Print the whole listing below exactly as given, pictures excluded.
--------------------------------------------------
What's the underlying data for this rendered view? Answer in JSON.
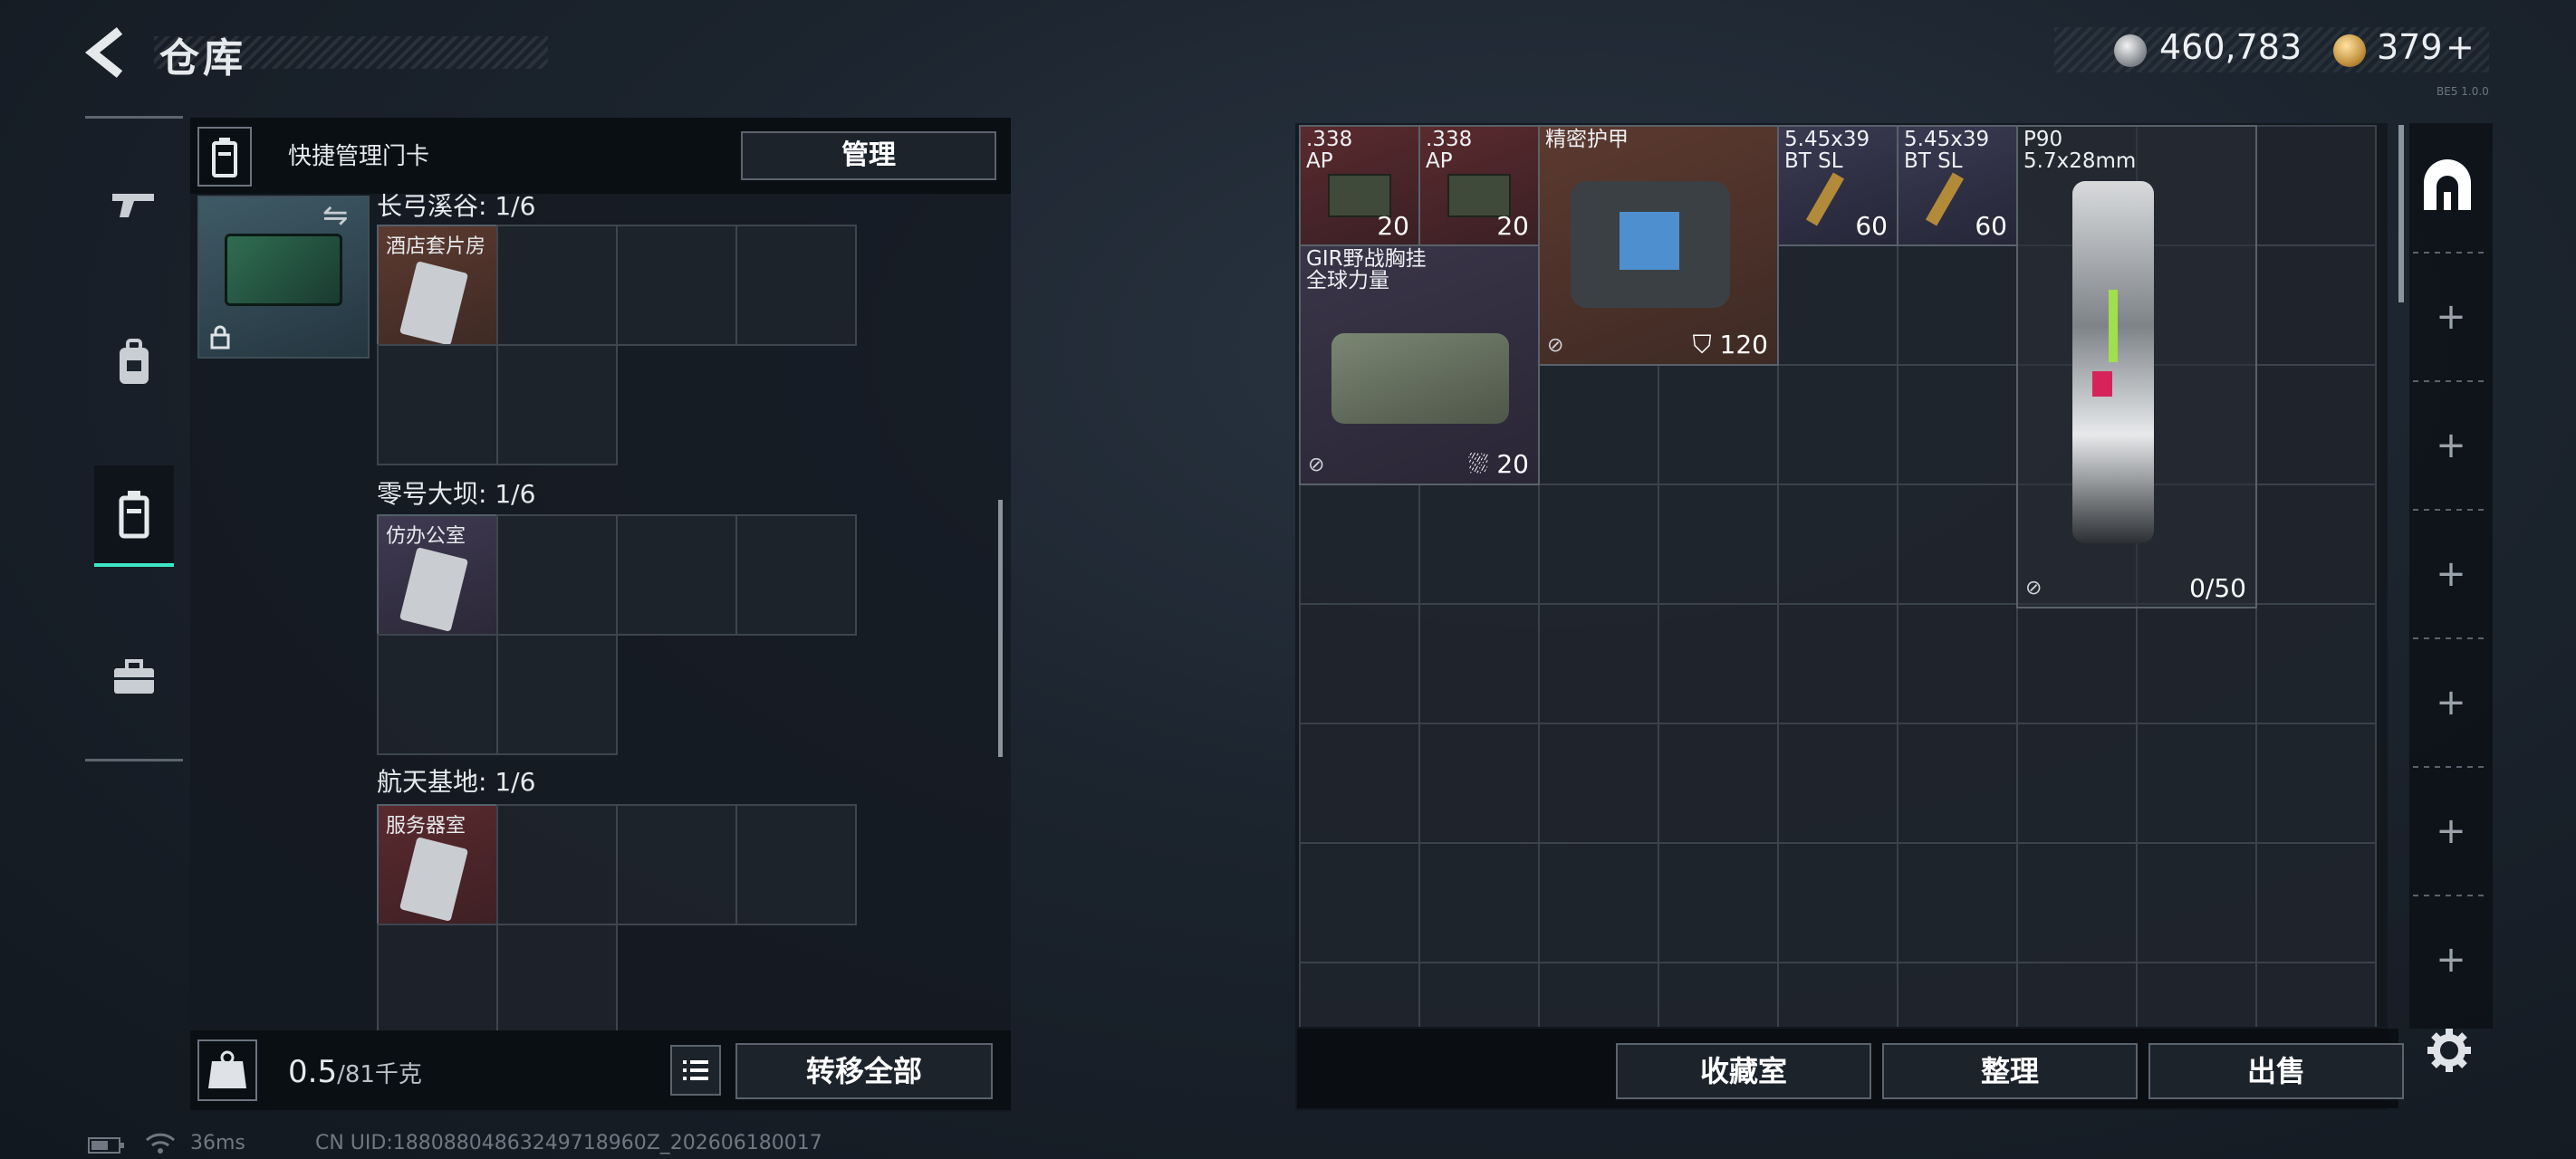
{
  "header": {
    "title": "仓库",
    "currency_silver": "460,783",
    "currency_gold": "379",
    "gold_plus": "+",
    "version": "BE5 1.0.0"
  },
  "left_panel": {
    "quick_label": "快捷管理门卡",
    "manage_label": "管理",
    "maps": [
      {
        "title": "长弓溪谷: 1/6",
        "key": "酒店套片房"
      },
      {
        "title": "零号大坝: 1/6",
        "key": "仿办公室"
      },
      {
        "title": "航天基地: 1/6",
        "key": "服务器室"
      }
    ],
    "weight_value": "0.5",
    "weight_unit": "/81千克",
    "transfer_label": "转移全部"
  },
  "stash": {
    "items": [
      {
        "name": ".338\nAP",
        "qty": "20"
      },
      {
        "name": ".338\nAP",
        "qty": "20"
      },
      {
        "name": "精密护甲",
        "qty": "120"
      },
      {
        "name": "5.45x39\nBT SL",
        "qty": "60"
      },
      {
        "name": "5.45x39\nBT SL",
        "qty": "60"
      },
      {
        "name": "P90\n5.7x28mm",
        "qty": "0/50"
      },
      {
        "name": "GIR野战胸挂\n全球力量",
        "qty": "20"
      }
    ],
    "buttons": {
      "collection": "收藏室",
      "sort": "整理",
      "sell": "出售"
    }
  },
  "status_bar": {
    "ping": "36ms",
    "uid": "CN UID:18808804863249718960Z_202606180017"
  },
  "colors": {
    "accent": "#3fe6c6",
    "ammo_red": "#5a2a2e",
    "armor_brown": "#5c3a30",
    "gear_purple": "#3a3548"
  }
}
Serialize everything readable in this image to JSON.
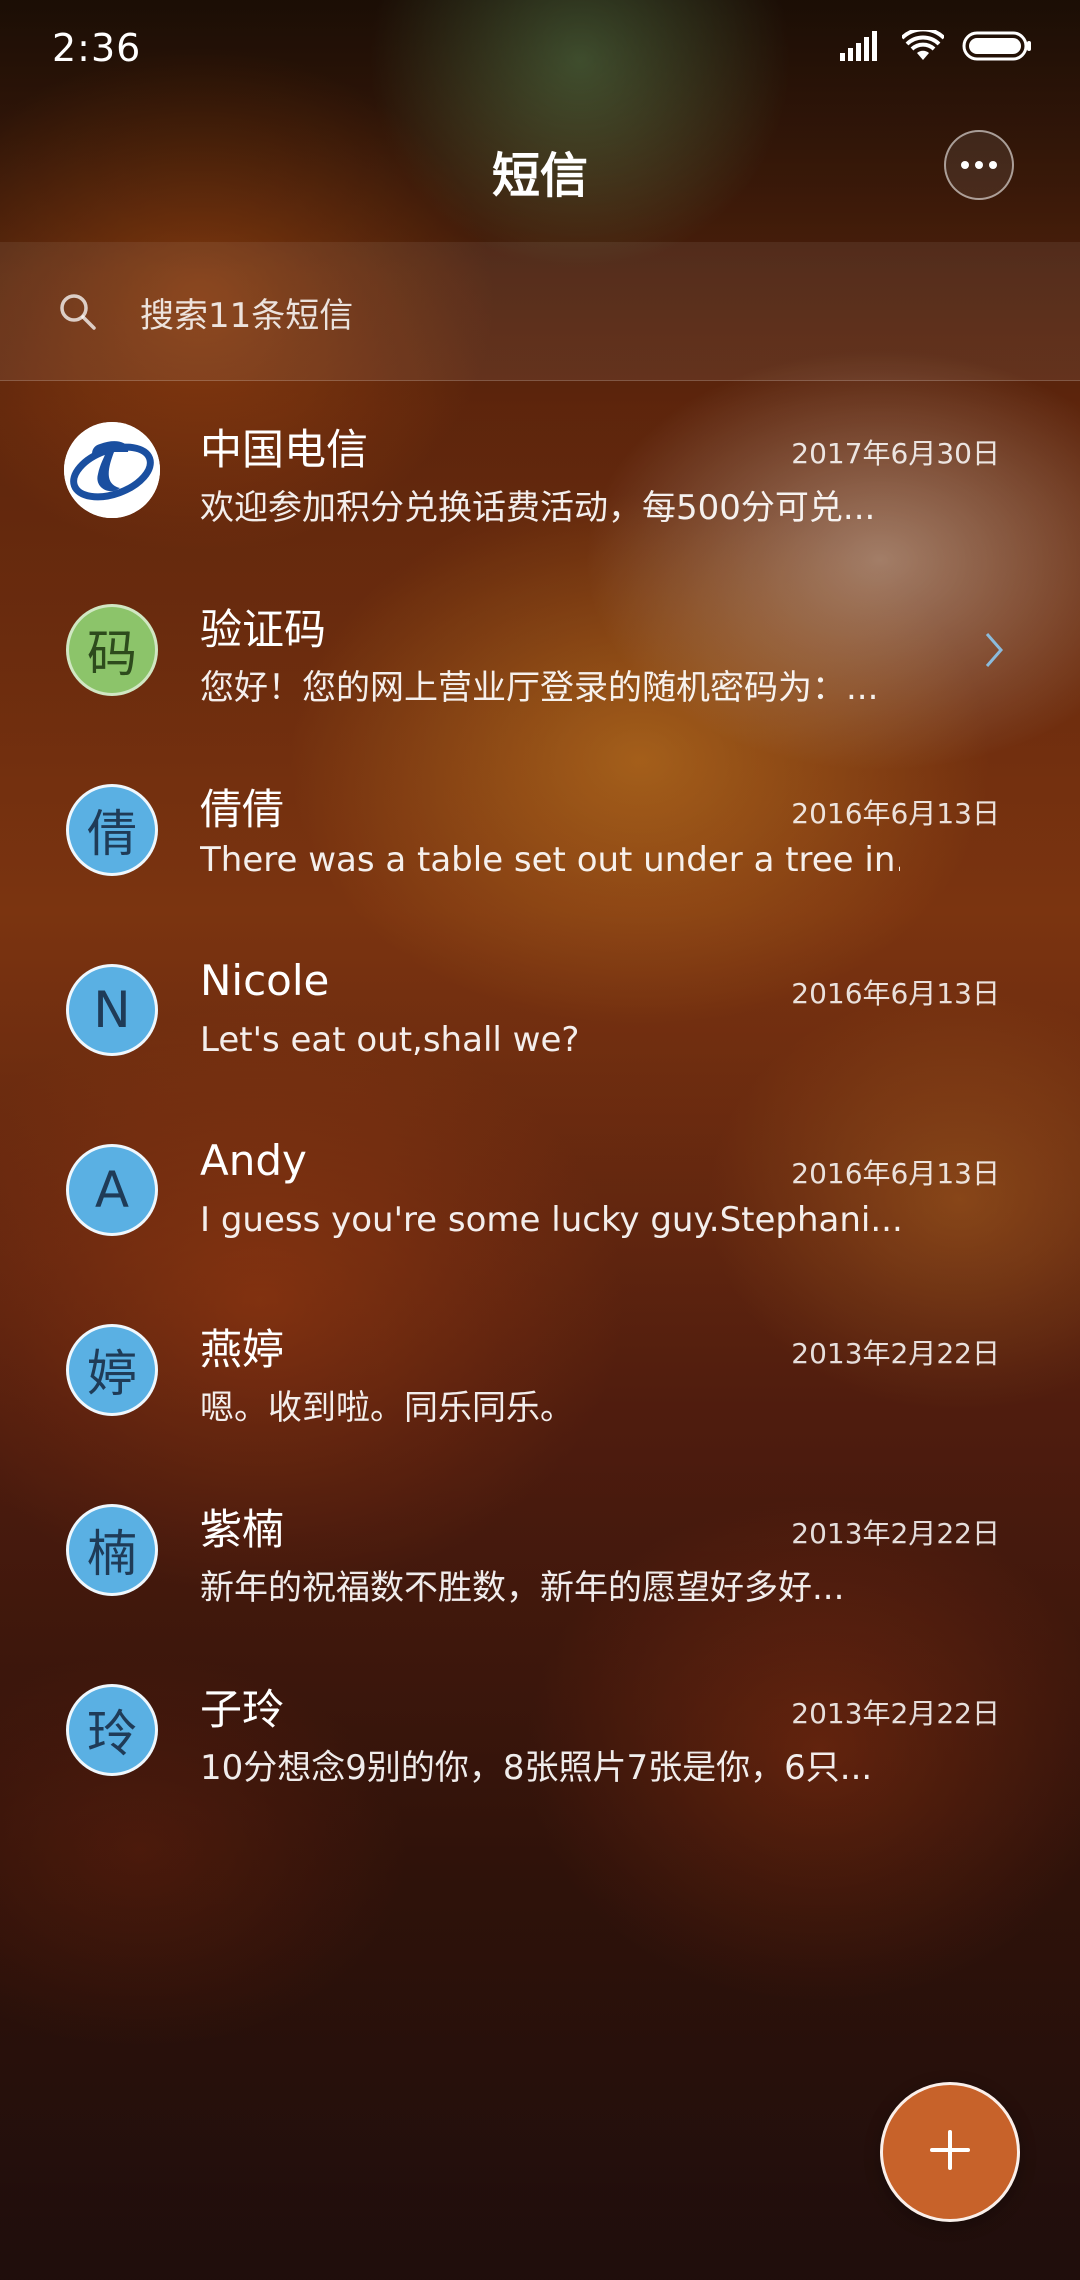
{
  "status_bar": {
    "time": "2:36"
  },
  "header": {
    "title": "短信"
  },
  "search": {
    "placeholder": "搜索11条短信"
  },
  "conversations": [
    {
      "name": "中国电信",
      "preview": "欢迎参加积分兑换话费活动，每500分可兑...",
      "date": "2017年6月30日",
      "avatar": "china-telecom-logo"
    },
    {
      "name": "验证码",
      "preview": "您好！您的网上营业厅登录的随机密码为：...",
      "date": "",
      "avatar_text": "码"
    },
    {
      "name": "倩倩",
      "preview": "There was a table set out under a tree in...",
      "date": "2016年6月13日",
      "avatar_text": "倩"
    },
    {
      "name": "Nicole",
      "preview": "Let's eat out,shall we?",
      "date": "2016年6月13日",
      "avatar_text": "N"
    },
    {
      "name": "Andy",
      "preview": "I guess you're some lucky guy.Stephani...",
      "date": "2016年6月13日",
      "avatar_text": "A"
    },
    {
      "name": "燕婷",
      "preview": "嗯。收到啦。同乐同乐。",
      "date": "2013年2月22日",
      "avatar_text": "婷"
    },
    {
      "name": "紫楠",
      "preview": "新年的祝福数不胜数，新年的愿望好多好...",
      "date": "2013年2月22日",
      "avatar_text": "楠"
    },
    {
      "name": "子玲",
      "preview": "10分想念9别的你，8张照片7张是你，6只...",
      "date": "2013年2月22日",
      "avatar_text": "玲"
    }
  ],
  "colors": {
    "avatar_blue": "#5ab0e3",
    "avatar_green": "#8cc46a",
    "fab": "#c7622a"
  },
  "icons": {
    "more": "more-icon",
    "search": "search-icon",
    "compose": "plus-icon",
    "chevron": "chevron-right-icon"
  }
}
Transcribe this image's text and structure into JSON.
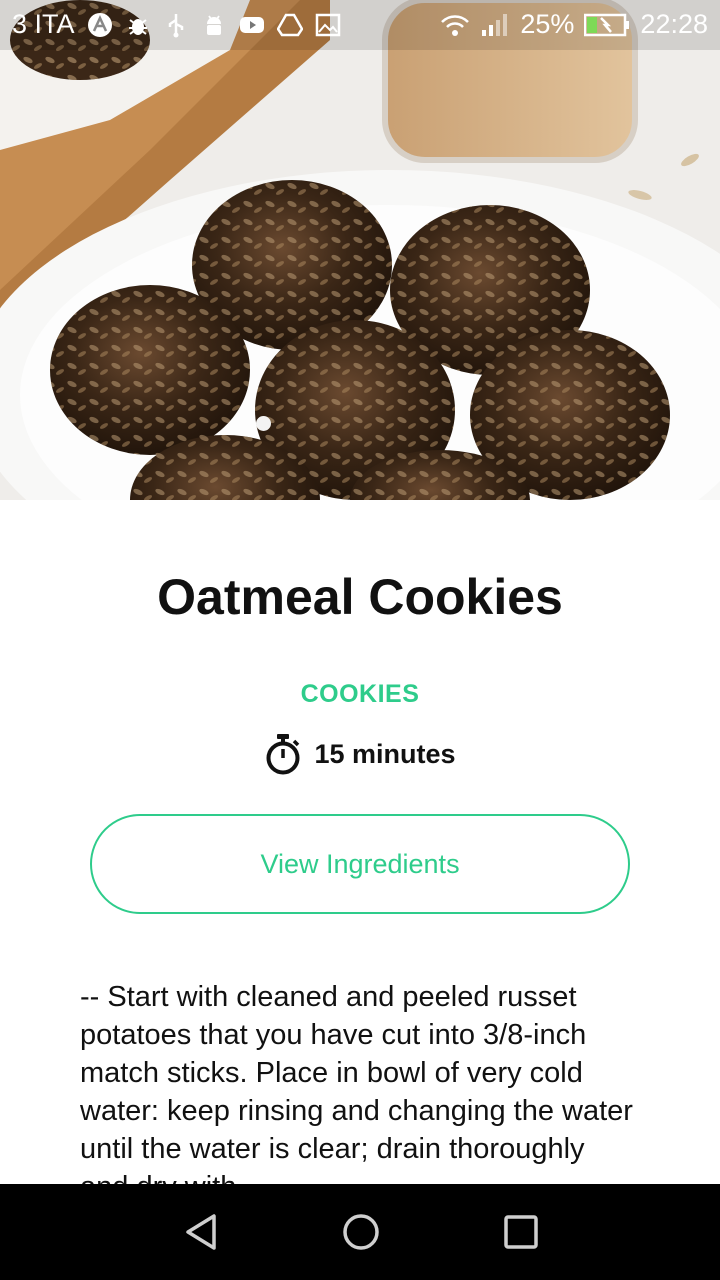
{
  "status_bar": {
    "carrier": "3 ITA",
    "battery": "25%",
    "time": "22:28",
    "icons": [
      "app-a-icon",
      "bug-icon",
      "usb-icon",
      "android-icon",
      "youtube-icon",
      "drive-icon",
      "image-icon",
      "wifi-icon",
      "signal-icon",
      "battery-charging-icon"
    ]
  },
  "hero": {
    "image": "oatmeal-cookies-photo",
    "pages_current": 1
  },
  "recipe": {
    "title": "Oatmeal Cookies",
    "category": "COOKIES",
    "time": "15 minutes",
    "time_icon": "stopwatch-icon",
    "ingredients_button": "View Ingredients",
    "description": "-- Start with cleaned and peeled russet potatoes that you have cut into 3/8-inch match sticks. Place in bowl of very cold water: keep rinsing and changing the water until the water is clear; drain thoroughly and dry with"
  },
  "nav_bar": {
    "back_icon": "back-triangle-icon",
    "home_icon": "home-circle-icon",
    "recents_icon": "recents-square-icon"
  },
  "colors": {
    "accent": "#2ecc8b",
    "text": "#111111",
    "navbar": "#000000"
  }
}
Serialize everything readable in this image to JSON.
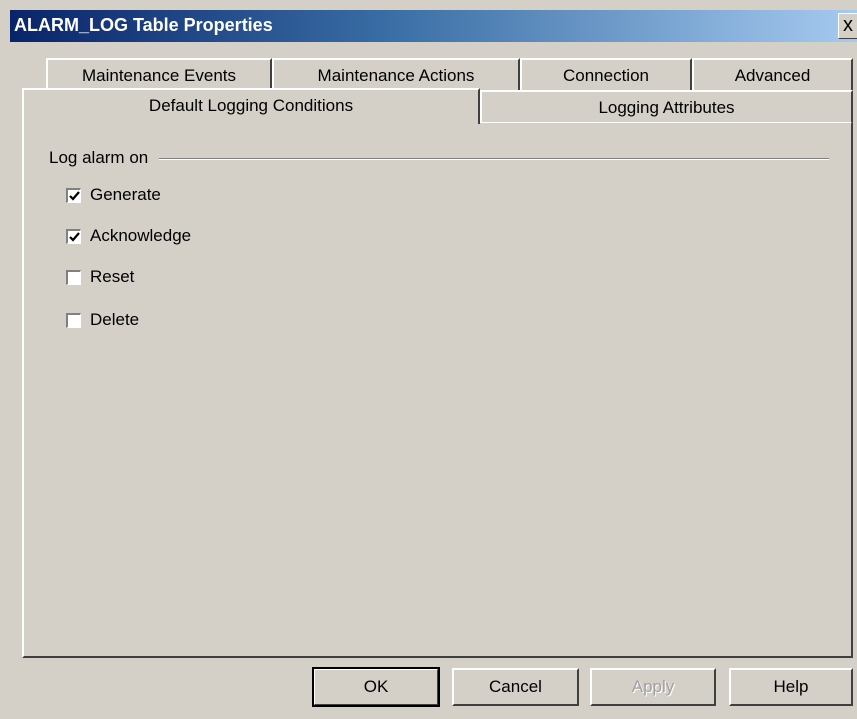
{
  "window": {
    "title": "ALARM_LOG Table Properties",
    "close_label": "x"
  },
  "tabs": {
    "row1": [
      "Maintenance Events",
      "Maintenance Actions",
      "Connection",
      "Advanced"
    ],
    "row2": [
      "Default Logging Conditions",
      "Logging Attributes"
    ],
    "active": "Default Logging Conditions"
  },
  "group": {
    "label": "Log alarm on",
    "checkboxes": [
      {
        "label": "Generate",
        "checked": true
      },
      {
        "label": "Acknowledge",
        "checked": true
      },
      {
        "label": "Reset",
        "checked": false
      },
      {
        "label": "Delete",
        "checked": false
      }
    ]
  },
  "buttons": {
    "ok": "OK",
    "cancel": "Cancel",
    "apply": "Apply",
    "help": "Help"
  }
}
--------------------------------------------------
■ **ANSWER SECTION**
What's the underlying data for this rendered view? Answer in JSON.
{
  "header": {
    "title": "仓库",
    "currency_silver": "460,783",
    "currency_gold": "379",
    "gold_plus": "+",
    "version": "BE5 1.0.0"
  },
  "left_panel": {
    "quick_label": "快捷管理门卡",
    "manage_label": "管理",
    "maps": [
      {
        "title": "长弓溪谷: 1/6",
        "key": "酒店套片房"
      },
      {
        "title": "零号大坝: 1/6",
        "key": "仿办公室"
      },
      {
        "title": "航天基地: 1/6",
        "key": "服务器室"
      }
    ],
    "weight_value": "0.5",
    "weight_unit": "/81千克",
    "transfer_label": "转移全部"
  },
  "stash": {
    "items": [
      {
        "name": ".338\nAP",
        "qty": "20"
      },
      {
        "name": ".338\nAP",
        "qty": "20"
      },
      {
        "name": "精密护甲",
        "qty": "120"
      },
      {
        "name": "5.45x39\nBT SL",
        "qty": "60"
      },
      {
        "name": "5.45x39\nBT SL",
        "qty": "60"
      },
      {
        "name": "P90\n5.7x28mm",
        "qty": "0/50"
      },
      {
        "name": "GIR野战胸挂\n全球力量",
        "qty": "20"
      }
    ],
    "buttons": {
      "collection": "收藏室",
      "sort": "整理",
      "sell": "出售"
    }
  },
  "status_bar": {
    "ping": "36ms",
    "uid": "CN UID:18808804863249718960Z_202606180017"
  },
  "colors": {
    "accent": "#3fe6c6",
    "ammo_red": "#5a2a2e",
    "armor_brown": "#5c3a30",
    "gear_purple": "#3a3548"
  }
}
Serialize everything readable in this image to JSON.
{
  "status_bar": {
    "time": "2:36"
  },
  "header": {
    "title": "短信"
  },
  "search": {
    "placeholder": "搜索11条短信"
  },
  "conversations": [
    {
      "name": "中国电信",
      "preview": "欢迎参加积分兑换话费活动，每500分可兑...",
      "date": "2017年6月30日",
      "avatar": "china-telecom-logo"
    },
    {
      "name": "验证码",
      "preview": "您好！您的网上营业厅登录的随机密码为：...",
      "date": "",
      "avatar_text": "码"
    },
    {
      "name": "倩倩",
      "preview": "There was a table set out under a tree in...",
      "date": "2016年6月13日",
      "avatar_text": "倩"
    },
    {
      "name": "Nicole",
      "preview": "Let's eat out,shall we?",
      "date": "2016年6月13日",
      "avatar_text": "N"
    },
    {
      "name": "Andy",
      "preview": "I guess you're some lucky guy.Stephani...",
      "date": "2016年6月13日",
      "avatar_text": "A"
    },
    {
      "name": "燕婷",
      "preview": "嗯。收到啦。同乐同乐。",
      "date": "2013年2月22日",
      "avatar_text": "婷"
    },
    {
      "name": "紫楠",
      "preview": "新年的祝福数不胜数，新年的愿望好多好...",
      "date": "2013年2月22日",
      "avatar_text": "楠"
    },
    {
      "name": "子玲",
      "preview": "10分想念9别的你，8张照片7张是你，6只...",
      "date": "2013年2月22日",
      "avatar_text": "玲"
    }
  ],
  "colors": {
    "avatar_blue": "#5ab0e3",
    "avatar_green": "#8cc46a",
    "fab": "#c7622a"
  },
  "icons": {
    "more": "more-icon",
    "search": "search-icon",
    "compose": "plus-icon",
    "chevron": "chevron-right-icon"
  }
}
Transcribe this image's text and structure into JSON.
{
  "status_bar": {
    "carrier": "3 ITA",
    "battery": "25%",
    "time": "22:28",
    "icons": [
      "app-a-icon",
      "bug-icon",
      "usb-icon",
      "android-icon",
      "youtube-icon",
      "drive-icon",
      "image-icon",
      "wifi-icon",
      "signal-icon",
      "battery-charging-icon"
    ]
  },
  "hero": {
    "image": "oatmeal-cookies-photo",
    "pages_current": 1
  },
  "recipe": {
    "title": "Oatmeal Cookies",
    "category": "COOKIES",
    "time": "15 minutes",
    "time_icon": "stopwatch-icon",
    "ingredients_button": "View Ingredients",
    "description": "-- Start with cleaned and peeled russet potatoes that you have cut into 3/8-inch match sticks. Place in bowl of very cold water: keep rinsing and changing the water until the water is clear; drain thoroughly and dry with"
  },
  "nav_bar": {
    "back_icon": "back-triangle-icon",
    "home_icon": "home-circle-icon",
    "recents_icon": "recents-square-icon"
  },
  "colors": {
    "accent": "#2ecc8b",
    "text": "#111111",
    "navbar": "#000000"
  }
}
Serialize everything readable in this image to JSON.
{
  "window": {
    "title": "ALARM_LOG Table Properties",
    "close_label": "x"
  },
  "tabs": {
    "row1": [
      "Maintenance Events",
      "Maintenance Actions",
      "Connection",
      "Advanced"
    ],
    "row2": [
      "Default Logging Conditions",
      "Logging Attributes"
    ],
    "active": "Default Logging Conditions"
  },
  "group": {
    "label": "Log alarm on",
    "checkboxes": [
      {
        "label": "Generate",
        "checked": true
      },
      {
        "label": "Acknowledge",
        "checked": true
      },
      {
        "label": "Reset",
        "checked": false
      },
      {
        "label": "Delete",
        "checked": false
      }
    ]
  },
  "buttons": {
    "ok": "OK",
    "cancel": "Cancel",
    "apply": "Apply",
    "help": "Help"
  }
}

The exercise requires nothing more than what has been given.